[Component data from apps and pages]
--------------------------------

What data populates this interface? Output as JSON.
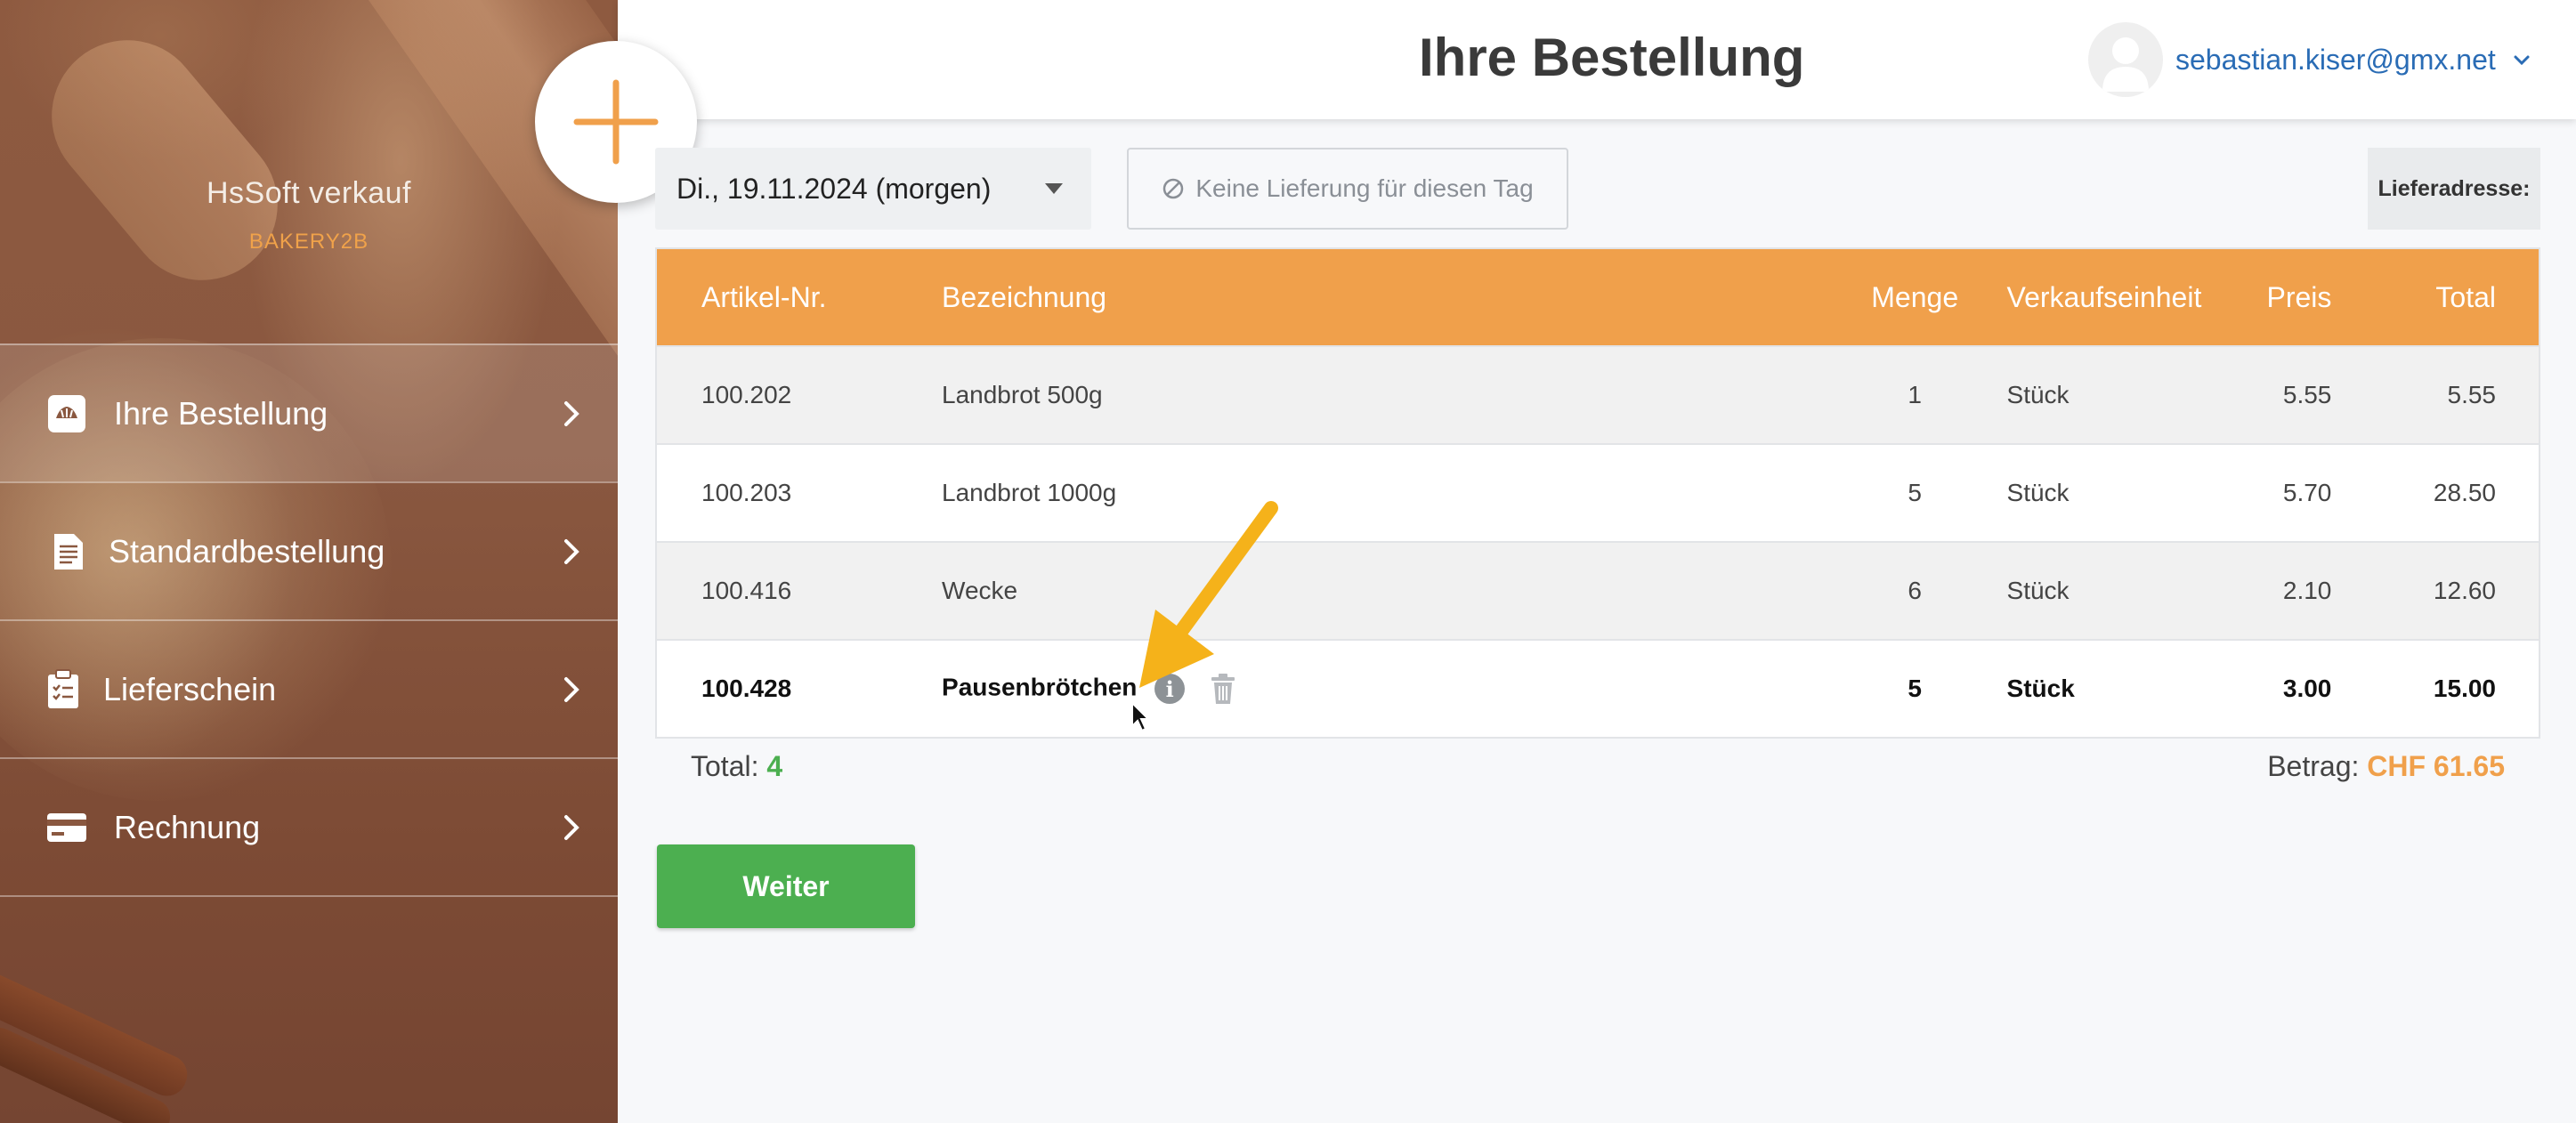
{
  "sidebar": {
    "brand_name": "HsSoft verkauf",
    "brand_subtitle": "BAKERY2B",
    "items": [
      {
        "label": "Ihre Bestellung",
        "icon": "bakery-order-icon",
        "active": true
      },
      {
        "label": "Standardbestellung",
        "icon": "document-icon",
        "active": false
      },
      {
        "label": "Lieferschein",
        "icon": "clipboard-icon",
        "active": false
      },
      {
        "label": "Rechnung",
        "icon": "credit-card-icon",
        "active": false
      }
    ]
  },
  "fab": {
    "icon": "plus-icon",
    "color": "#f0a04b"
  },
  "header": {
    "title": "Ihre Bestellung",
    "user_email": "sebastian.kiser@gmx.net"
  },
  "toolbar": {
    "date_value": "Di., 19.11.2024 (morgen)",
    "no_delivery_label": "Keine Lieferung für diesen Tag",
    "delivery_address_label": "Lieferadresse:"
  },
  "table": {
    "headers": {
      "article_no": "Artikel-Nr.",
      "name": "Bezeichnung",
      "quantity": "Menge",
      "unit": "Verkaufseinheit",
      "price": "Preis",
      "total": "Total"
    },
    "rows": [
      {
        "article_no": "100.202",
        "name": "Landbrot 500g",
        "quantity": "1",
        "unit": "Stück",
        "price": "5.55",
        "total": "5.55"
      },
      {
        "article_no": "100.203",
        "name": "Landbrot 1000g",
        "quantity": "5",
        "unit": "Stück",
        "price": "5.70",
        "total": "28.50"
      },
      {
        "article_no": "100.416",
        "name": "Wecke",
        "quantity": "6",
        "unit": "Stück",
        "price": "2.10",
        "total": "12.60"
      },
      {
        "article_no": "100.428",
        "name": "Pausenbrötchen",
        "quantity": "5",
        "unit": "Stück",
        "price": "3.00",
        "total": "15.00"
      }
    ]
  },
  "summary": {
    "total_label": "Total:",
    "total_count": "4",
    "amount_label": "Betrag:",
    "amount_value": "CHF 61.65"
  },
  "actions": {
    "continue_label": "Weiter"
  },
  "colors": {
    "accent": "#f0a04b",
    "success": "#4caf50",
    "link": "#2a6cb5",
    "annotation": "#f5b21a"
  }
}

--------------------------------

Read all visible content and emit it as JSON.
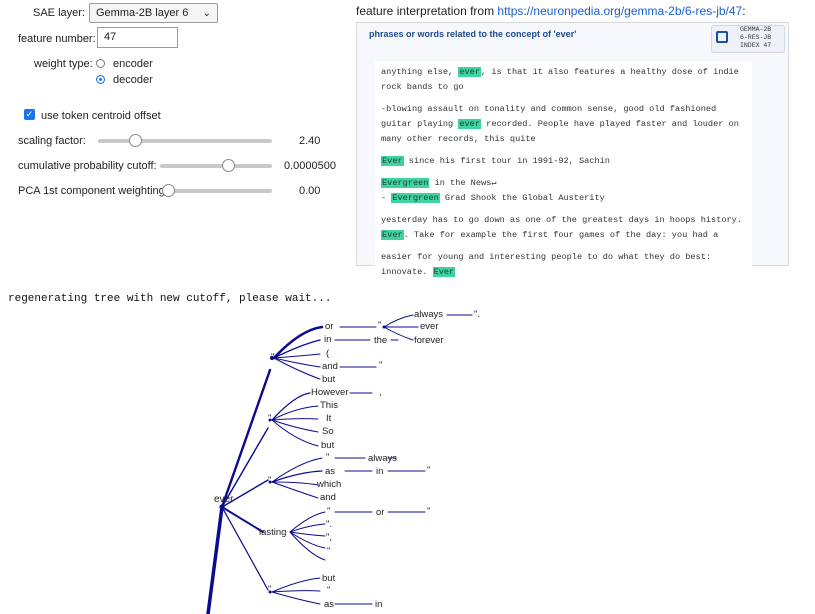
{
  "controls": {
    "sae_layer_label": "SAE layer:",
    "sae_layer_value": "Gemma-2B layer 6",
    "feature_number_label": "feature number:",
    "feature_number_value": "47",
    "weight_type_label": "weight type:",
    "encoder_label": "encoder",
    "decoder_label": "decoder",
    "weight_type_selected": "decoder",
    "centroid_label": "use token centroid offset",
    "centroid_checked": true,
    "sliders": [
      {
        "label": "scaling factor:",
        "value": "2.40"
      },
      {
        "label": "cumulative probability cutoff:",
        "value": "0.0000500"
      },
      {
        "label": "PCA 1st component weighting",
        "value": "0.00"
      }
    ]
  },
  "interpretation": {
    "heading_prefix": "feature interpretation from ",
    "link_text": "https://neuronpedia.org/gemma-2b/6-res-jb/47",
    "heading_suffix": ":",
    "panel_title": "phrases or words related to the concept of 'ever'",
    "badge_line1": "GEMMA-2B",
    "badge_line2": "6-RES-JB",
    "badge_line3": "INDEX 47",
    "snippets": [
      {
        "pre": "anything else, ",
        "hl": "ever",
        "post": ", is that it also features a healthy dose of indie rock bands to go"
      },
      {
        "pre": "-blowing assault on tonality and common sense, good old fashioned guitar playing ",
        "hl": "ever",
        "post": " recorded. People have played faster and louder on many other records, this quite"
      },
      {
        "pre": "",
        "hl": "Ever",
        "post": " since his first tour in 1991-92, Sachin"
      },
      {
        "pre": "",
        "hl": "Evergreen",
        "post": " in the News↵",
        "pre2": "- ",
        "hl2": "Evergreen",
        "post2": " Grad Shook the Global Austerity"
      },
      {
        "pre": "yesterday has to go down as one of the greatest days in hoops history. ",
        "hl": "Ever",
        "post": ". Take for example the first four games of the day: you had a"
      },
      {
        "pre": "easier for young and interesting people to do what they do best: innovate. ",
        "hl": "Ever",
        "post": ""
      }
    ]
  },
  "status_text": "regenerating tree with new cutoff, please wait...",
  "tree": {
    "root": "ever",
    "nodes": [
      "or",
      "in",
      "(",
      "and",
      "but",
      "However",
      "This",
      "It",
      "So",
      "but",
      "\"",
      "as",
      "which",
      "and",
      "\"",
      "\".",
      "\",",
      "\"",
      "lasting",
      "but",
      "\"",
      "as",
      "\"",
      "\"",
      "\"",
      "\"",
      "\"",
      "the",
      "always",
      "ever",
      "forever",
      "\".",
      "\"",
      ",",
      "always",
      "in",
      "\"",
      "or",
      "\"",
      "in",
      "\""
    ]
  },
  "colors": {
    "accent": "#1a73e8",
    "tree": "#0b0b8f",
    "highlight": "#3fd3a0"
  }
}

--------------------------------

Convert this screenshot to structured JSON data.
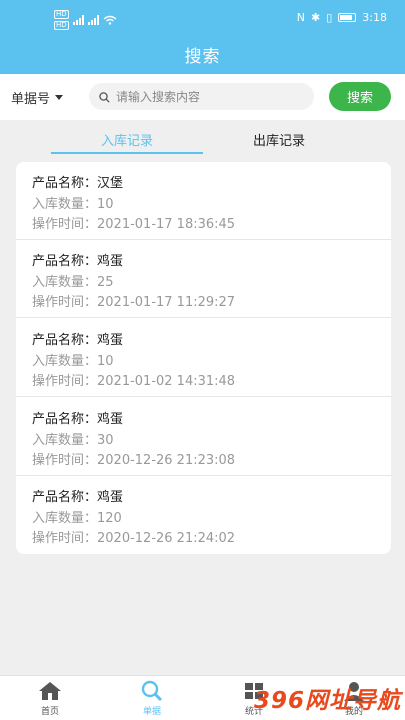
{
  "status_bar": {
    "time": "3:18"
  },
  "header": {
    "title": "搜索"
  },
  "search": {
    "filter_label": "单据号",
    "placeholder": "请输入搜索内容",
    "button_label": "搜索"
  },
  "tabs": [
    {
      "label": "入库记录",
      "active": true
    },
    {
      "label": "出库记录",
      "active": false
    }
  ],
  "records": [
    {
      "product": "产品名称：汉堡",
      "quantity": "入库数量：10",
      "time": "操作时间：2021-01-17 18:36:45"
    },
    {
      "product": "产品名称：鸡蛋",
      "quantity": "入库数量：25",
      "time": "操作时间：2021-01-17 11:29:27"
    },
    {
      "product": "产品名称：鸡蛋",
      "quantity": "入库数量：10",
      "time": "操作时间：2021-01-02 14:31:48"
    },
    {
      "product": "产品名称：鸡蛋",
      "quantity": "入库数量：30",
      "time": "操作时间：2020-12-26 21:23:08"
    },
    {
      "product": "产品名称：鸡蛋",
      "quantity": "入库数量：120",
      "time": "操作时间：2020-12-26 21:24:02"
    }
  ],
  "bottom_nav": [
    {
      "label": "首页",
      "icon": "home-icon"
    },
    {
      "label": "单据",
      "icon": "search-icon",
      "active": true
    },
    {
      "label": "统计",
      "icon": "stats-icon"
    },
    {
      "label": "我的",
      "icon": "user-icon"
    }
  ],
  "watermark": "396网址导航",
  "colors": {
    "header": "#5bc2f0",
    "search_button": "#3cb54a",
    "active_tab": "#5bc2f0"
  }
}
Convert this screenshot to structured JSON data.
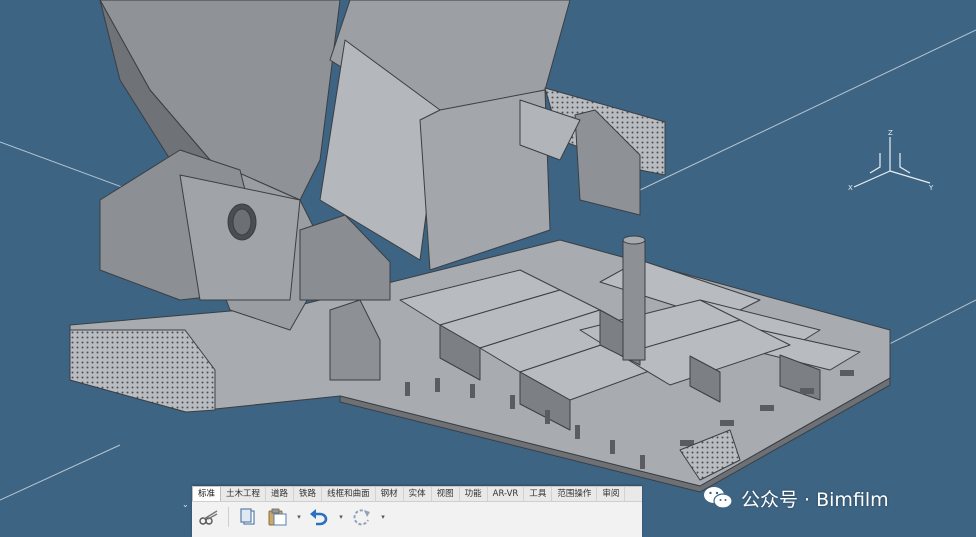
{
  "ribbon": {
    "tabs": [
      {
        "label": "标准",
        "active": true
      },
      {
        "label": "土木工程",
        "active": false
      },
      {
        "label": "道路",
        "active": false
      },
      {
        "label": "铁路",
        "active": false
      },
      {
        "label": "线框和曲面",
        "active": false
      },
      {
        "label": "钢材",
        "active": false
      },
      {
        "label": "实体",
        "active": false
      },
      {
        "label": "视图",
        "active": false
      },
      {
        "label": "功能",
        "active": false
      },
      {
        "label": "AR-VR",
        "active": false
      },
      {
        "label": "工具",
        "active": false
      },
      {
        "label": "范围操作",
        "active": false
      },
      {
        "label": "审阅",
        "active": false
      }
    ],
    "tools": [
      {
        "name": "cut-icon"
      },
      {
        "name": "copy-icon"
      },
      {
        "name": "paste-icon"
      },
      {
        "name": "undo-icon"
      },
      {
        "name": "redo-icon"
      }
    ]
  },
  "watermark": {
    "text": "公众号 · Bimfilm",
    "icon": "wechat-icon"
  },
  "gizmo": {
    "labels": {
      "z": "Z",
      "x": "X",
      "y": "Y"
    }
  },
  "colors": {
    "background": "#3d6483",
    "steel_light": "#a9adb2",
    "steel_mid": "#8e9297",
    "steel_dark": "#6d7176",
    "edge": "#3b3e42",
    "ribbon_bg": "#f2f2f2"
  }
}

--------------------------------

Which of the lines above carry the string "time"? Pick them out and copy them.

**SOLUTION BELOW**
    "time": "3:18"
      "time": "操作时间：2021-01-17 18:36:45"
      "time": "操作时间：2021-01-17 11:29:27"
      "time": "操作时间：2021-01-02 14:31:48"
      "time": "操作时间：2020-12-26 21:23:08"
      "time": "操作时间：2020-12-26 21:24:02"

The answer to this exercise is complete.